The first two Chinese-made SUs flew in December China plans to build at least SUs over the next 15 years. There is no information available to indicate that they have been assigned a nuclear role however. China has only one operational ballistic missile submarine, the Xia No.

This ton nuclear-powered boat was laid down in , and launched in April from the Huludao Shipyard and Naval Base on the northern Bohai Gulf but achieved operational status only with great difficulty. The first attempt to fire a missile from the Xia failed in , and it entered service only after a successful test launch was conducted on 27 September It was deployed to the Jianggezhuang Submarine Base, where the nuclear warheads for the missiles are believed to be stored, in January A second submarine was reportedly launched in , but is not now in service.

Timeline of the Cox Report controversy

Unsubstantiated reports claim it was lost in a accident. The Xia underwent a modernization refit beginning in It has never sailed beyond China's regional waters and is believed incapable of deployment to distant areas. The submarine is armed with the Julang-1 Giant Wave, or Tsunami two-stage solid fuel missile, which was first test fired 30 April There will very probably be no more submarines of this class. A new design Type submarine, to be equipped with the longer range three stage Julang-2, a variant of the DF, is been under development for several years but probably won't see deployment for several more.

China's Nuclear Weapons

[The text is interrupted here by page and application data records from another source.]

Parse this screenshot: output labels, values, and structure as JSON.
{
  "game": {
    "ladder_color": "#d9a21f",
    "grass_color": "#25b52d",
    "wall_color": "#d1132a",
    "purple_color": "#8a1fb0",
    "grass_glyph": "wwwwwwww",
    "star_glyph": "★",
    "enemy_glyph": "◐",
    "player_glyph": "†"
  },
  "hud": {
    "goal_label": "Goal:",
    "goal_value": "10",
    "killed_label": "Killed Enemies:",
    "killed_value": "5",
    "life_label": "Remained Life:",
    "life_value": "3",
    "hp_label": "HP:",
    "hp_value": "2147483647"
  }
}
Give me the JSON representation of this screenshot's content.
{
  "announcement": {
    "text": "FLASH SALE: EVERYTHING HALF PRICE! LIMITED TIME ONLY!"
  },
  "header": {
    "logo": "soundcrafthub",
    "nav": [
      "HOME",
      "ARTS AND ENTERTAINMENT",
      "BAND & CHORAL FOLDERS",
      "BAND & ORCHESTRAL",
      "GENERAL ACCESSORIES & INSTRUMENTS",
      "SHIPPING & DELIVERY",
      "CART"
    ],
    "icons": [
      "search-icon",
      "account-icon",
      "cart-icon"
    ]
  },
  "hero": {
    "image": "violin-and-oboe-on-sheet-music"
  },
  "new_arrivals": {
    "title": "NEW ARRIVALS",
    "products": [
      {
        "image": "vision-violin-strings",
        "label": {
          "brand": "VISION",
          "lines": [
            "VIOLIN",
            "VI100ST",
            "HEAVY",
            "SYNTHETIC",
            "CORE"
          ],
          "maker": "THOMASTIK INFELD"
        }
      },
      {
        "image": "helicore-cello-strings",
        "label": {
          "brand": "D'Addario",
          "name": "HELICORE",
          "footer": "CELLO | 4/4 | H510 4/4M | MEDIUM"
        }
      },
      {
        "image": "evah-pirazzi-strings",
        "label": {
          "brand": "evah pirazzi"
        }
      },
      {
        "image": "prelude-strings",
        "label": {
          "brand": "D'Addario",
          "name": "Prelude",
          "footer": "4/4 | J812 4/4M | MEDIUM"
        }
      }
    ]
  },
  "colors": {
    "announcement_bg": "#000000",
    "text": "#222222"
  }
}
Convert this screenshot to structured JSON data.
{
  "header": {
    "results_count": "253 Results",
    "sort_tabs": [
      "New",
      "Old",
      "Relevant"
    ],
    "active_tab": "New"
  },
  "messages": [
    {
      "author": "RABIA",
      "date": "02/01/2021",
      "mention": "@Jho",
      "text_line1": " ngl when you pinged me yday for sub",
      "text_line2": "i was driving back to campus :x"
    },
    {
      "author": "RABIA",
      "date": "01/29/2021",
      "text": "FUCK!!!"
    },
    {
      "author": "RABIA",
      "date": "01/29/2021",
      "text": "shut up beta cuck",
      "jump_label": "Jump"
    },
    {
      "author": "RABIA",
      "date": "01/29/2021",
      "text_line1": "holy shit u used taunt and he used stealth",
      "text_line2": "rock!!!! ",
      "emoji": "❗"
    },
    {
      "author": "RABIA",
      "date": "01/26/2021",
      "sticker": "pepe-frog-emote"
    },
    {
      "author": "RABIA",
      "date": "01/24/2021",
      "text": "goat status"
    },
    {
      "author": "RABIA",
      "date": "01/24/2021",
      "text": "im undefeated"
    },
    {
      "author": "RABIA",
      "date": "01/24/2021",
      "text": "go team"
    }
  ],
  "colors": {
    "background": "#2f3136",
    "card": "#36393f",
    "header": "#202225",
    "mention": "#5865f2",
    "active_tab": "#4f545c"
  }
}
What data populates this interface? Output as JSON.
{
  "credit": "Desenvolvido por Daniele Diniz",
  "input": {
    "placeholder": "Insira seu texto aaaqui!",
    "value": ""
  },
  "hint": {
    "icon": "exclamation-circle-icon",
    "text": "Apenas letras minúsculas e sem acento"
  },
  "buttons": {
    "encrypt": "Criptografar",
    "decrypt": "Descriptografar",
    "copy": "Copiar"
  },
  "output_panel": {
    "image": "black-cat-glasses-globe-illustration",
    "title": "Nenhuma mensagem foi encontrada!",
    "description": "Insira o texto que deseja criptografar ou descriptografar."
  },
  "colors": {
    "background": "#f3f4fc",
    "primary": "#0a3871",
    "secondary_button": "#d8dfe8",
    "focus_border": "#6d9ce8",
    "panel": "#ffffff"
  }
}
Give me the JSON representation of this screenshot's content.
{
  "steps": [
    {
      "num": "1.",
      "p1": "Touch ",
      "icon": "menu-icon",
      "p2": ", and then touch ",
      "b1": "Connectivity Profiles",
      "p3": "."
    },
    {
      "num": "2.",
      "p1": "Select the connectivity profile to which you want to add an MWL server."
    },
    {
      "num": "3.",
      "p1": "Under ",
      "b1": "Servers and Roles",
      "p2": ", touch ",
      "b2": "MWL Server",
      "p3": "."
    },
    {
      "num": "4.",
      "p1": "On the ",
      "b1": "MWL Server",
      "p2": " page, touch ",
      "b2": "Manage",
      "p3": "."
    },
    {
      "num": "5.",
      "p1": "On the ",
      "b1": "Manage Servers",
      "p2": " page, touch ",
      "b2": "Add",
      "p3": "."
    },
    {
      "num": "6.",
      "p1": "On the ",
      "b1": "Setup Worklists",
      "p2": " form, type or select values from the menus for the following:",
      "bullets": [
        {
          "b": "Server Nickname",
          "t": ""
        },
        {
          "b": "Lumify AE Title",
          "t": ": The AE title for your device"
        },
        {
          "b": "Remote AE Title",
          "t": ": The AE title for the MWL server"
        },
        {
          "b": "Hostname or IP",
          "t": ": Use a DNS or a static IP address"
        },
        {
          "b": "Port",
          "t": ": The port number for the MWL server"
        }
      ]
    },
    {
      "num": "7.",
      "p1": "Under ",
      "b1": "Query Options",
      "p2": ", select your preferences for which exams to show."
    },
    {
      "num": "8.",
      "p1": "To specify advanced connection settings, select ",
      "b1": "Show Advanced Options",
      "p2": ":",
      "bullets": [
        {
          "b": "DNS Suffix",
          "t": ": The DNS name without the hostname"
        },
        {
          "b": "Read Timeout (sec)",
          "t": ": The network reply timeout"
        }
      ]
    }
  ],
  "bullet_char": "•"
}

Much less is known about Chinese tactical nuclear weapons, which are believed to comprise a large part of the Chinese nuclear arsenal. The neutron bomb claimed by China is strictly a tactical weapon designed for use against armored vehicles. China has conducted a number of low yield tests that may have been tactical weapons, and a large military exercise incorporating simulated nuclear weapons was held in June China's M-family of tactical ballistic missiles, the M-9, M and M, are believed to be nuclear capable.

Taiwanese officials have said that over the last four years the number of M-family missiles in China's three southern provinces nearby, have increased from to today. Estimates of Chinese tactical warheads range from to , with yields from a few kilotons to hundreds of kilotons. M s?